> **Work task**
Each line of the records is to be returned verbatim, with the images omitted.

══ Data excerpts ══

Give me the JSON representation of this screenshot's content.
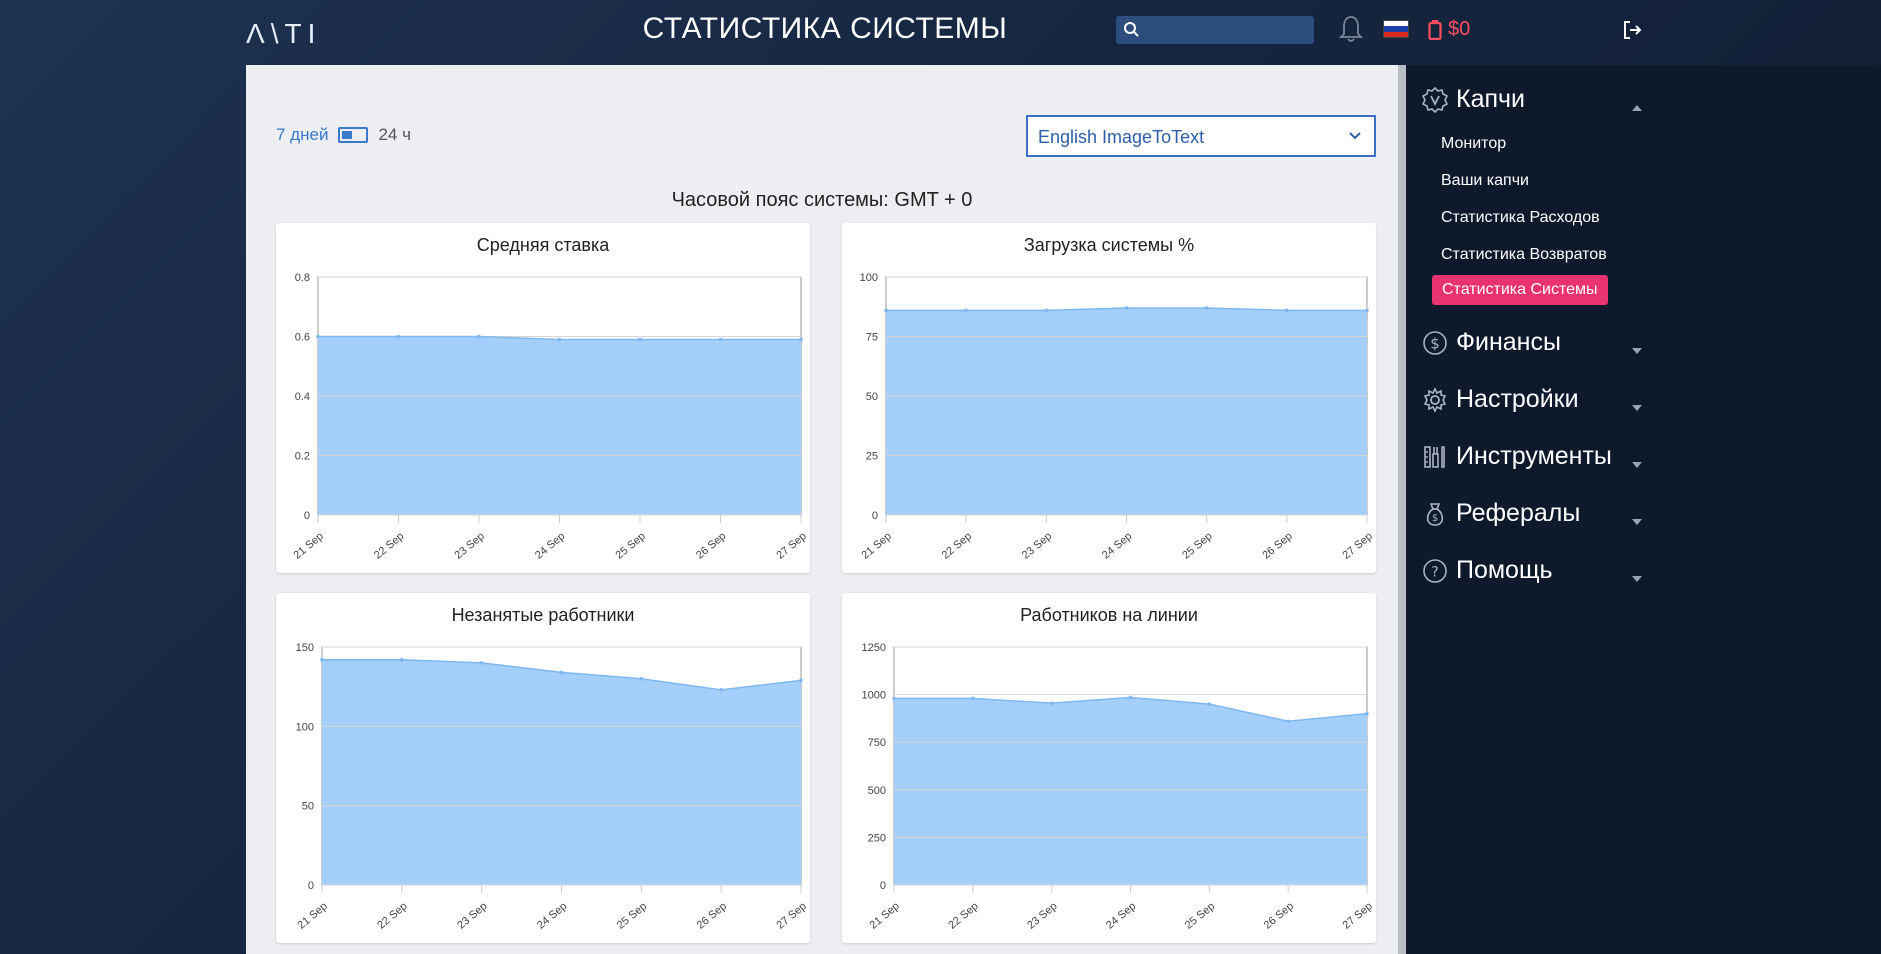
{
  "header": {
    "logo": "Λ\\TI",
    "title": "СТАТИСТИКА СИСТЕМЫ",
    "search_placeholder": "",
    "balance": "$0"
  },
  "controls": {
    "period_7d": "7 дней",
    "period_24h": "24 ч",
    "service_selected": "English ImageToText",
    "timezone": "Часовой пояс системы: GMT + 0"
  },
  "sidebar": {
    "sections": [
      {
        "label": "Капчи",
        "expanded": true,
        "icon": "captcha-badge-icon",
        "items": [
          "Монитор",
          "Ваши капчи",
          "Статистика Расходов",
          "Статистика Возвратов",
          "Статистика Системы"
        ],
        "active": "Статистика Системы"
      },
      {
        "label": "Финансы",
        "expanded": false,
        "icon": "dollar-circle-icon"
      },
      {
        "label": "Настройки",
        "expanded": false,
        "icon": "gear-icon"
      },
      {
        "label": "Инструменты",
        "expanded": false,
        "icon": "tools-icon"
      },
      {
        "label": "Рефералы",
        "expanded": false,
        "icon": "money-bag-icon"
      },
      {
        "label": "Помощь",
        "expanded": false,
        "icon": "help-circle-icon"
      }
    ]
  },
  "colors": {
    "accent": "#3a78c9",
    "active_item": "#e8336f",
    "area_fill": "#a3cffa",
    "area_line": "#7fb8f0",
    "balance": "#ff4f5e"
  },
  "chart_data": [
    {
      "type": "area",
      "title": "Средняя ставка",
      "x": [
        "21 Sep",
        "22 Sep",
        "23 Sep",
        "24 Sep",
        "25 Sep",
        "26 Sep",
        "27 Sep"
      ],
      "values": [
        0.6,
        0.6,
        0.6,
        0.59,
        0.59,
        0.59,
        0.59
      ],
      "yticks": [
        "0",
        "0.2",
        "0.4",
        "0.6",
        "0.8"
      ],
      "ylim": [
        0,
        0.8
      ],
      "grid": true
    },
    {
      "type": "area",
      "title": "Загрузка системы %",
      "x": [
        "21 Sep",
        "22 Sep",
        "23 Sep",
        "24 Sep",
        "25 Sep",
        "26 Sep",
        "27 Sep"
      ],
      "values": [
        86,
        86,
        86,
        87,
        87,
        86,
        86
      ],
      "yticks": [
        "0",
        "25",
        "50",
        "75",
        "100"
      ],
      "ylim": [
        0,
        100
      ],
      "grid": true
    },
    {
      "type": "area",
      "title": "Незанятые работники",
      "x": [
        "21 Sep",
        "22 Sep",
        "23 Sep",
        "24 Sep",
        "25 Sep",
        "26 Sep",
        "27 Sep"
      ],
      "values": [
        142,
        142,
        140,
        134,
        130,
        123,
        129
      ],
      "yticks": [
        "0",
        "50",
        "100",
        "150"
      ],
      "ylim": [
        0,
        150
      ],
      "grid": true
    },
    {
      "type": "area",
      "title": "Работников на линии",
      "x": [
        "21 Sep",
        "22 Sep",
        "23 Sep",
        "24 Sep",
        "25 Sep",
        "26 Sep",
        "27 Sep"
      ],
      "values": [
        980,
        980,
        955,
        985,
        950,
        860,
        900
      ],
      "yticks": [
        "0",
        "250",
        "500",
        "750",
        "1000",
        "1250"
      ],
      "ylim": [
        0,
        1250
      ],
      "grid": true
    }
  ]
}
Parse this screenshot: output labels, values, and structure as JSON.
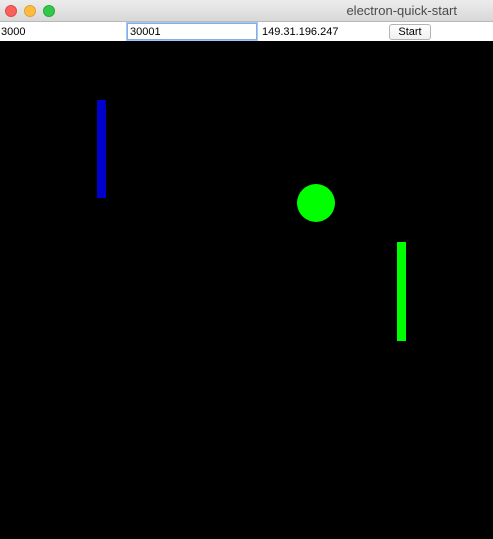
{
  "window": {
    "title": "electron-quick-start"
  },
  "toolbar": {
    "local_port_value": "3000",
    "remote_port_value": "30001",
    "remote_ip_value": "149.31.196.247",
    "start_label": "Start"
  },
  "colors": {
    "left_paddle": "#0000cc",
    "right_paddle": "#00ff00",
    "ball": "#00ff00",
    "game_background": "#000000"
  }
}
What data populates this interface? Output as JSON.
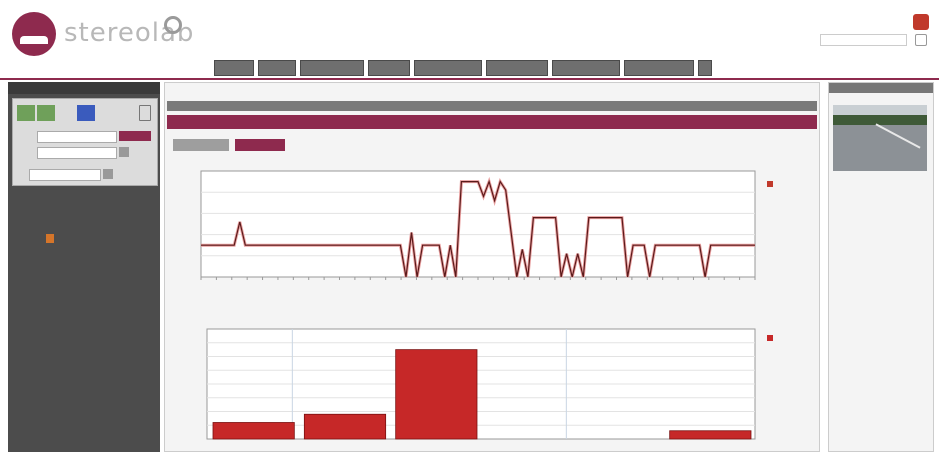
{
  "header": {
    "logo_text": "stereolab",
    "logo_sub": "",
    "user_name": "",
    "date_value": "",
    "nav_tabs": [
      "",
      "",
      "",
      "",
      "",
      "",
      "",
      "",
      ""
    ]
  },
  "sidebar": {
    "title": "",
    "from_label": "",
    "to_label": "",
    "unit_label": "",
    "apply_label": "",
    "tree": [
      "",
      "",
      ""
    ],
    "tree_selected": ""
  },
  "main": {
    "breadcrumb": "",
    "section_title": "",
    "subsection_title": "",
    "tabs": [
      "",
      ""
    ],
    "chart1_title": "",
    "chart2_title": ""
  },
  "right_panel": {
    "title": "",
    "info_lines": [
      "",
      "",
      "",
      "",
      "",
      "",
      ""
    ]
  },
  "colors": {
    "brand": "#8e2a4e",
    "series_line": "#c0392b",
    "bar_fill": "#c62828",
    "selected_tree_item": "#d5752a"
  },
  "chart_data": [
    {
      "type": "line",
      "title": "",
      "ylabel": "",
      "legend": "",
      "ylim": [
        0,
        5
      ],
      "x": [
        0,
        6,
        7,
        8,
        9,
        10,
        36,
        37,
        38,
        39,
        40,
        42,
        43,
        44,
        45,
        46,
        47,
        48,
        49,
        50,
        51,
        52,
        53,
        54,
        55,
        57,
        58,
        59,
        60,
        61,
        62,
        63,
        64,
        65,
        66,
        67,
        68,
        69,
        70,
        71,
        72,
        73,
        74,
        75,
        76,
        77,
        78,
        79,
        80,
        81,
        82,
        83,
        84,
        85,
        86,
        87,
        88,
        89,
        90,
        91,
        92,
        93,
        94,
        95,
        96,
        97,
        98,
        100
      ],
      "y": [
        1.5,
        1.5,
        2.6,
        1.5,
        1.5,
        1.5,
        1.5,
        0,
        2.1,
        0,
        1.5,
        1.5,
        1.5,
        0,
        1.5,
        0,
        4.5,
        4.5,
        4.5,
        4.5,
        3.8,
        4.5,
        3.6,
        4.5,
        4.1,
        0,
        1.3,
        0,
        2.8,
        2.8,
        2.8,
        2.8,
        2.8,
        0,
        1.1,
        0,
        1.1,
        0,
        2.8,
        2.8,
        2.8,
        2.8,
        2.8,
        2.8,
        2.8,
        0,
        1.5,
        1.5,
        1.5,
        0,
        1.5,
        1.5,
        1.5,
        1.5,
        1.5,
        1.5,
        1.5,
        1.5,
        1.5,
        0,
        1.5,
        1.5,
        1.5,
        1.5,
        1.5,
        1.5,
        1.5,
        1.5
      ],
      "x_tick_labels": [
        "",
        "",
        "",
        "",
        "",
        "",
        "",
        "",
        "",
        "",
        "",
        "",
        "",
        "",
        "",
        "",
        "",
        "",
        "",
        "",
        "",
        "",
        "",
        "",
        "",
        "",
        "",
        "",
        "",
        "",
        "",
        "",
        "",
        "",
        "",
        "",
        ""
      ]
    },
    {
      "type": "bar",
      "title": "",
      "ylabel": "",
      "legend": "",
      "ylim": [
        0,
        8
      ],
      "categories": [
        "",
        "",
        "",
        "",
        "",
        ""
      ],
      "values": [
        1.2,
        1.8,
        6.5,
        0,
        0,
        0.6
      ]
    }
  ]
}
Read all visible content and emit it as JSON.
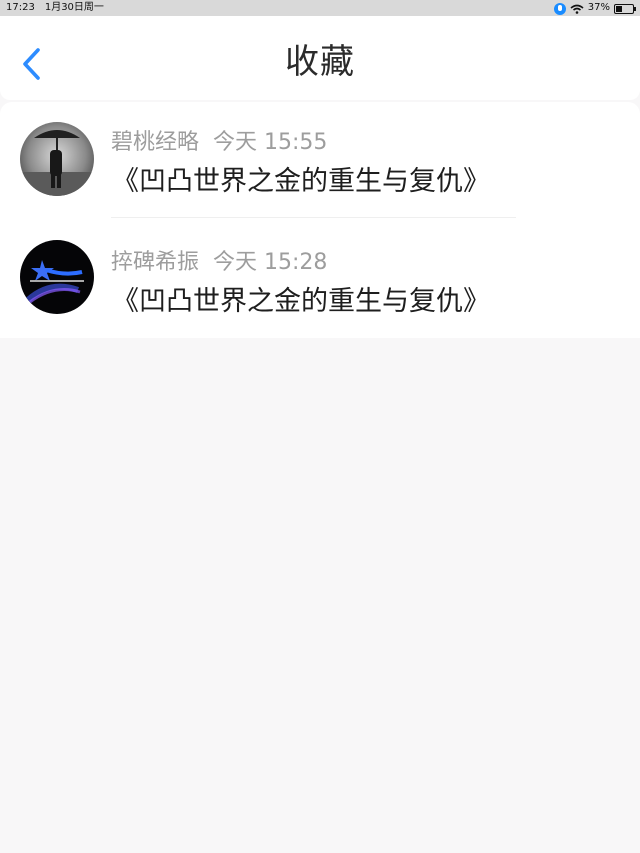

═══

> **Answer to this task**
Give me the JSON representation of this screenshot's content.
{
  "header": {
    "logo": "Λ\\TI",
    "title": "СТАТИСТИКА СИСТЕМЫ",
    "search_placeholder": "",
    "balance": "$0"
  },
  "controls": {
    "period_7d": "7 дней",
    "period_24h": "24 ч",
    "service_selected": "English ImageToText",
    "timezone": "Часовой пояс системы: GMT + 0"
  },
  "sidebar": {
    "sections": [
      {
        "label": "Капчи",
        "expanded": true,
        "icon": "captcha-badge-icon",
        "items": [
          "Монитор",
          "Ваши капчи",
          "Статистика Расходов",
          "Статистика Возвратов",
          "Статистика Системы"
        ],
        "active": "Статистика Системы"
      },
      {
        "label": "Финансы",
        "expanded": false,
        "icon": "dollar-circle-icon"
      },
      {
        "label": "Настройки",
        "expanded": false,
        "icon": "gear-icon"
      },
      {
        "label": "Инструменты",
        "expanded": false,
        "icon": "tools-icon"
      },
      {
        "label": "Рефералы",
        "expanded": false,
        "icon": "money-bag-icon"
      },
      {
        "label": "Помощь",
        "expanded": false,
        "icon": "help-circle-icon"
      }
    ]
  },
  "colors": {
    "accent": "#3a78c9",
    "active_item": "#e8336f",
    "area_fill": "#a3cffa",
    "area_line": "#7fb8f0",
    "balance": "#ff4f5e"
  },
  "chart_data": [
    {
      "type": "area",
      "title": "Средняя ставка",
      "x": [
        "21 Sep",
        "22 Sep",
        "23 Sep",
        "24 Sep",
        "25 Sep",
        "26 Sep",
        "27 Sep"
      ],
      "values": [
        0.6,
        0.6,
        0.6,
        0.59,
        0.59,
        0.59,
        0.59
      ],
      "yticks": [
        "0",
        "0.2",
        "0.4",
        "0.6",
        "0.8"
      ],
      "ylim": [
        0,
        0.8
      ],
      "grid": true
    },
    {
      "type": "area",
      "title": "Загрузка системы %",
      "x": [
        "21 Sep",
        "22 Sep",
        "23 Sep",
        "24 Sep",
        "25 Sep",
        "26 Sep",
        "27 Sep"
      ],
      "values": [
        86,
        86,
        86,
        87,
        87,
        86,
        86
      ],
      "yticks": [
        "0",
        "25",
        "50",
        "75",
        "100"
      ],
      "ylim": [
        0,
        100
      ],
      "grid": true
    },
    {
      "type": "area",
      "title": "Незанятые работники",
      "x": [
        "21 Sep",
        "22 Sep",
        "23 Sep",
        "24 Sep",
        "25 Sep",
        "26 Sep",
        "27 Sep"
      ],
      "values": [
        142,
        142,
        140,
        134,
        130,
        123,
        129
      ],
      "yticks": [
        "0",
        "50",
        "100",
        "150"
      ],
      "ylim": [
        0,
        150
      ],
      "grid": true
    },
    {
      "type": "area",
      "title": "Работников на линии",
      "x": [
        "21 Sep",
        "22 Sep",
        "23 Sep",
        "24 Sep",
        "25 Sep",
        "26 Sep",
        "27 Sep"
      ],
      "values": [
        980,
        980,
        955,
        985,
        950,
        860,
        900
      ],
      "yticks": [
        "0",
        "250",
        "500",
        "750",
        "1000",
        "1250"
      ],
      "ylim": [
        0,
        1250
      ],
      "grid": true
    }
  ]
}
Parse this screenshot: output labels, values, and structure as JSON.
{
  "window": {
    "title": "electron-quick-start"
  },
  "toolbar": {
    "local_port_value": "3000",
    "remote_port_value": "30001",
    "remote_ip_value": "149.31.196.247",
    "start_label": "Start"
  },
  "colors": {
    "left_paddle": "#0000cc",
    "right_paddle": "#00ff00",
    "ball": "#00ff00",
    "game_background": "#000000"
  }
}
What data populates this interface? Output as JSON.
{
  "header": {
    "logo_text": "stereolab",
    "logo_sub": "",
    "user_name": "",
    "date_value": "",
    "nav_tabs": [
      "",
      "",
      "",
      "",
      "",
      "",
      "",
      "",
      ""
    ]
  },
  "sidebar": {
    "title": "",
    "from_label": "",
    "to_label": "",
    "unit_label": "",
    "apply_label": "",
    "tree": [
      "",
      "",
      ""
    ],
    "tree_selected": ""
  },
  "main": {
    "breadcrumb": "",
    "section_title": "",
    "subsection_title": "",
    "tabs": [
      "",
      ""
    ],
    "chart1_title": "",
    "chart2_title": ""
  },
  "right_panel": {
    "title": "",
    "info_lines": [
      "",
      "",
      "",
      "",
      "",
      "",
      ""
    ]
  },
  "colors": {
    "brand": "#8e2a4e",
    "series_line": "#c0392b",
    "bar_fill": "#c62828",
    "selected_tree_item": "#d5752a"
  },
  "chart_data": [
    {
      "type": "line",
      "title": "",
      "ylabel": "",
      "legend": "",
      "ylim": [
        0,
        5
      ],
      "x": [
        0,
        6,
        7,
        8,
        9,
        10,
        36,
        37,
        38,
        39,
        40,
        42,
        43,
        44,
        45,
        46,
        47,
        48,
        49,
        50,
        51,
        52,
        53,
        54,
        55,
        57,
        58,
        59,
        60,
        61,
        62,
        63,
        64,
        65,
        66,
        67,
        68,
        69,
        70,
        71,
        72,
        73,
        74,
        75,
        76,
        77,
        78,
        79,
        80,
        81,
        82,
        83,
        84,
        85,
        86,
        87,
        88,
        89,
        90,
        91,
        92,
        93,
        94,
        95,
        96,
        97,
        98,
        100
      ],
      "y": [
        1.5,
        1.5,
        2.6,
        1.5,
        1.5,
        1.5,
        1.5,
        0,
        2.1,
        0,
        1.5,
        1.5,
        1.5,
        0,
        1.5,
        0,
        4.5,
        4.5,
        4.5,
        4.5,
        3.8,
        4.5,
        3.6,
        4.5,
        4.1,
        0,
        1.3,
        0,
        2.8,
        2.8,
        2.8,
        2.8,
        2.8,
        0,
        1.1,
        0,
        1.1,
        0,
        2.8,
        2.8,
        2.8,
        2.8,
        2.8,
        2.8,
        2.8,
        0,
        1.5,
        1.5,
        1.5,
        0,
        1.5,
        1.5,
        1.5,
        1.5,
        1.5,
        1.5,
        1.5,
        1.5,
        1.5,
        0,
        1.5,
        1.5,
        1.5,
        1.5,
        1.5,
        1.5,
        1.5,
        1.5
      ],
      "x_tick_labels": [
        "",
        "",
        "",
        "",
        "",
        "",
        "",
        "",
        "",
        "",
        "",
        "",
        "",
        "",
        "",
        "",
        "",
        "",
        "",
        "",
        "",
        "",
        "",
        "",
        "",
        "",
        "",
        "",
        "",
        "",
        "",
        "",
        "",
        "",
        "",
        "",
        ""
      ]
    },
    {
      "type": "bar",
      "title": "",
      "ylabel": "",
      "legend": "",
      "ylim": [
        0,
        8
      ],
      "categories": [
        "",
        "",
        "",
        "",
        "",
        ""
      ],
      "values": [
        1.2,
        1.8,
        6.5,
        0,
        0,
        0.6
      ]
    }
  ]
}
Read all visible content and emit it as JSON.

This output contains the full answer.